Follow TV Tropes


Headscratchers / For the Man Who Has Everything

Go To

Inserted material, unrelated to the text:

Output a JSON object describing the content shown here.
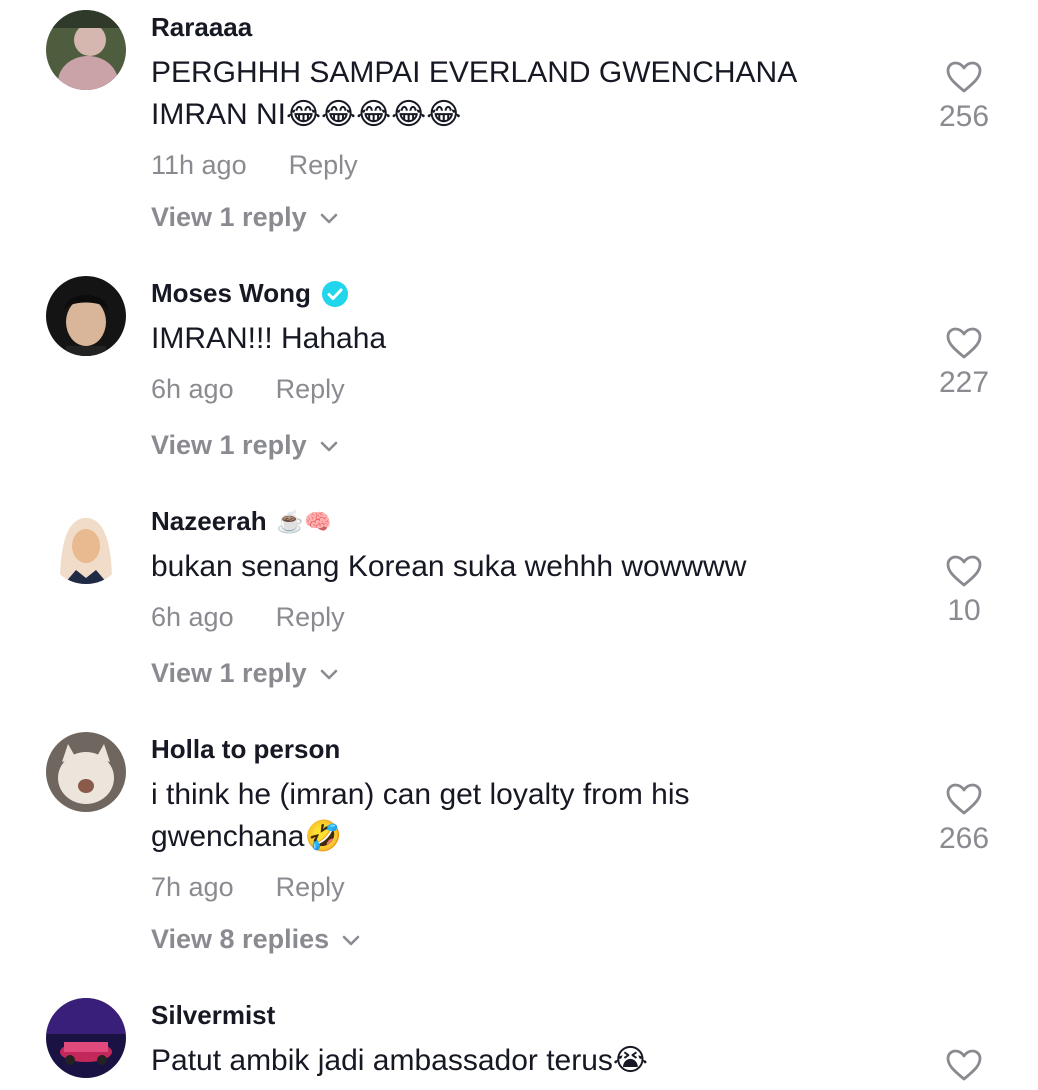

  • A bit minor, but it's a little surprising that Superman isn't spending his birthday with his parents.
    • Countered by Fridge Brilliance when you remember that Superman could easily spend part of the day with his parents and part of the day at the Fortress. It's not like he has a long commute.
    • In regards to the comic version, if we're talking about the Kents, it was Pre-Crisis on Infinite Earths. Jonathan and Martha Kent died shortly before Clark went to college Pre-Crisis.
      • Pre-Flashpoint, a flashback in Green Lantern Corps (vol. 2) #24 showed a similar scenario of the story. Suggesting it was restored in Post-Infinite Crisis continuity. So Superman could indeed spent part of his birthday with his parents before going to his Fortress. If so, that would leave the question of how Mongul escaped from his Black Mercy-induced fantasy (since he enjoyed it so much to think it's too good to be true), let alone escape from the black hole Superman dropped him in.
    • And for the animated one, there's also the element of Fridge Brilliance that since the Black Mercy attacked Clark while he was in the Fortress, surrounded by memorabilia of his Kryptonian heritage, it's no wonder that he dreamt of life on Krypton.
  • So, why didn't Mongul kill Superman after using the black mercy on him, it seems pretty careless of him to assume that nobody would show up and remove it.
    • He probably did knew, but he just didn't care. I mean, he hardly came of as the most humble person ever, he probably just thought he would kick their asses and get a chance to talk about how clever he is.
    • Another possibility would for Mongul to keep Superman in his suspended happy land while he conquers the Earth, then bring Superman out of his happy world into a burning wasteland as a trophy, caught in despair for the two worlds he has lost.
    • Mongul explains it in Justice League Unlimited: he wanted Superman to suffer from having the Black Mercy removed.
    Superman: Do you have any idea what you did to me?
    Mongul: I fashioned a prison you couldn't leave without sacrificing your heart's desire. It must have been like tearing off your own arm.
    • If Superman doesn't get out of the fantasy, then Mongul has a handy little Superman trophy he can show off and gloat with towards everyone he's conquering. Besides, what's the point of imprisoning someone in an inescapable fantasy prison if you're just gonna kill them seconds later? Might as well enjoy it for a while.
    • And perhaps Mongul attempting to kill Supes would cause the Black Mercy to falter. Why fight Superman when you can just take him out of the way? Besides, in the comic version, nothing could rip it off without Mongul's special gauntlets. Only the animated version had the "I Know You're in There Somewhere" Fight trope.
      • It does seem to be implied in the comic book version that the fact that Superman's supposedly perfect dream-life becomes increasingly dystopian and unpleasant is his mind's way of fighting against and rejecting the dream; it's possible that had it been left long enough, he could have eventually fought his way out of it.
  • This may have been covered before, but why does the "perfect world" of Superman have a bitter Jor El, a hospitalized Kara, a still stolen Kandor, etc? I guess the Black Mercy does not do a pretty good job then.
    • It's hinted that the imperfections in the supposed perfect world that the Black Mercy creates for Superman are in fact a result of his mind fighting to return to reality. He is Superman, after all; he's superpowered and never gives up. Had it been anyone else, it likely would have been absolutely perfect, but it comes across a being who's just too powerful for it.